Quote
Like
Share

Gatekeeper
Site Admin
Joined: December 23rd, 2007, 4:38 pm

July 8th, 2009, 10:20 am #27

amy wrote:OK, I finished the Twilight 'saga'. The last book, IMO, sucked big wind. It also left too much open for it to be THE END.

I must say that I did love the second and third books! I am still torn between teams Edward and Jacob. I am still leaning towards Jacob, but only because of the last book.
OMG Amy really? I LOVED the 3rd book. I thought it brought everything full circle and made complete sense.

Ew for still being on team Jacob. I'm scared to say too much in this thread because we may have some members who haven't read it but ewwww! LOL!
Don't hate the slayer ... Hate the Game.
Quote
Like
Share

Gatekeeper
Site Admin
Joined: December 23rd, 2007, 4:38 pm

July 8th, 2009, 1:31 pm #28

For all you Twilight fans that have read ALL the books and watch the movies I started a new thread just for us http://s1.zetaboards.com/Buzz/topic/1926786/1/#new :)
Don't hate the slayer ... Hate the Game.
Quote
Like
Share

blosslover
Site Admin
Joined: March 16th, 2008, 9:31 pm

July 8th, 2009, 5:10 pm #29

I'm glad for that thread Gate as I have only seen the movie, and haven't touched the books yet. Wish the fourth one would come out in paperback already so I could get them all in a set.
Quote
Like
Share

KMInfinity
Site Admin
Joined: March 17th, 2008, 1:09 am

July 10th, 2009, 2:58 pm #30

I've added Peony in Love and the Elegance of the Hedgehog to my Amazon cart...

Books since last post -

Cesar Millan's Dog book - Cesar's Way - He's pretty controversial, because he doesn't limit himself to positive reinforcement, but I agree with most of his stuff. I agree with his take on dog psychology/pack mentality, which is backed by most scientific study, as opposed to the American tendency to anthropomorphize and treat pets as human.

Lois McMaster Bujold - The Sharing Knife Vol. 4 - Thousands of years after a post apocalyptic disaster, the world slowly recovers...the continuing the love story of a girl from the Farmer culture and a hard bitten Patroller from the LakeWalker culture, whose mission is to protect humanity from the powerhungry mutant Malices that arise as a result of ancient science gone awry. Top notch writer, superb science fiction.

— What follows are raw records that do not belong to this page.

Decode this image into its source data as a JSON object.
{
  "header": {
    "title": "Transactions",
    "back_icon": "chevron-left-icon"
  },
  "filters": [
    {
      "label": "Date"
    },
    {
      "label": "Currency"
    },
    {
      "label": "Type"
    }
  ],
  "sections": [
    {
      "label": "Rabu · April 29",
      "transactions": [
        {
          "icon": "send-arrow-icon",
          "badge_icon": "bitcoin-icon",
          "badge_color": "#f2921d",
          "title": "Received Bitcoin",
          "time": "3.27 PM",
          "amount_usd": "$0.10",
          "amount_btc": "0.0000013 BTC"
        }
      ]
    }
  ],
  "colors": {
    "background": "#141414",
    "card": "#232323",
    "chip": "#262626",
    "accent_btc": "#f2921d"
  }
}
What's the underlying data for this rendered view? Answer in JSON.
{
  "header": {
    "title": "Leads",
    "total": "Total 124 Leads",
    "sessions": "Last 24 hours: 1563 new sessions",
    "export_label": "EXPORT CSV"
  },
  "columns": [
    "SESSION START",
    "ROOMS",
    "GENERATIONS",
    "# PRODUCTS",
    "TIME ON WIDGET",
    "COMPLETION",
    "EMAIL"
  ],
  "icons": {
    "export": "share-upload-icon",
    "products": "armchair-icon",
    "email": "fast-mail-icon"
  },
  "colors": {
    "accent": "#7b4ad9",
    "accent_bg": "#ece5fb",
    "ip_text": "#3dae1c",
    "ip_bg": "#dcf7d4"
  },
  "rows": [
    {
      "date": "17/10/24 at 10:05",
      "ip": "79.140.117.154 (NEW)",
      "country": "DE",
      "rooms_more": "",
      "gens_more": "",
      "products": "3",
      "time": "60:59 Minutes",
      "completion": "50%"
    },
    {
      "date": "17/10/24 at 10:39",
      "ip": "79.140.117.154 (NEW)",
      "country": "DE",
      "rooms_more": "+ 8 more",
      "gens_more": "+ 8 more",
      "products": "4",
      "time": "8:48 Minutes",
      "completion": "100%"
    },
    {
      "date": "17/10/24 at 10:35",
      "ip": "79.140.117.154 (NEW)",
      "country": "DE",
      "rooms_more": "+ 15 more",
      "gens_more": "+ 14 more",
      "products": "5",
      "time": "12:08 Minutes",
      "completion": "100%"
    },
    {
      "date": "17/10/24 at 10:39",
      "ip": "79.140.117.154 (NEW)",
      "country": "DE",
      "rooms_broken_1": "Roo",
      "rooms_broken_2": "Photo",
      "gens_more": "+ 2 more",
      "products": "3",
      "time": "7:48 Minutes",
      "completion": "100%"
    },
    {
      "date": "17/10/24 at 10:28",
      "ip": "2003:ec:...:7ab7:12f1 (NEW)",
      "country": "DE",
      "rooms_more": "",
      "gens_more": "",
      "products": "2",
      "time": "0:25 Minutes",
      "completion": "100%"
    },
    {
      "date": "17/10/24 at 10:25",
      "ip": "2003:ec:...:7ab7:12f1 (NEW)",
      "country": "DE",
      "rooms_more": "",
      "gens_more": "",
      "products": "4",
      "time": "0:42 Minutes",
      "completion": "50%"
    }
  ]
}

Jeanne Birdsall - The Penderwicks - A really great 9-12 yr old novel about 4 sisters on vacation. The style reminds me of Nesbit, Eager, but without any magic. Just an ordinary bunch of kids having ordinary summer adventures. Big controversy over it winning the National Book Award when it was so *ordinary* and not Meaningful and Important. Getting the sequel next week.

Barbara Hambly - Those Who Hunt the Night - Awesome vampire novel, with a sequel I'm starting soon. Set in early 1907, an Oxford don who doubles as a British spy in Europe is forced by the vampires of London to act as their *daytime* agent and help them discover who is killing vampires. Fast paced, creative, disturbing, well written. And some creepy real life background: I never knew about the catacombs of Paris---

Click cautiously....this is a virtual tour of the catacombs of Paris, including ossuaries of thousands, millions, of bones moved from the city cemeteries.... http://triggur.org/cata/

Another link... http://www.quovadimus.org/paris/cat/thumb.html


Last edited by KMInfinity on July 10th, 2009, 2:59 pm, edited 1 time in total.
“You want weapons? We’re in a library! Books! The best weapons in the world!” — The Doctor, S2E2
Quote
Like
Share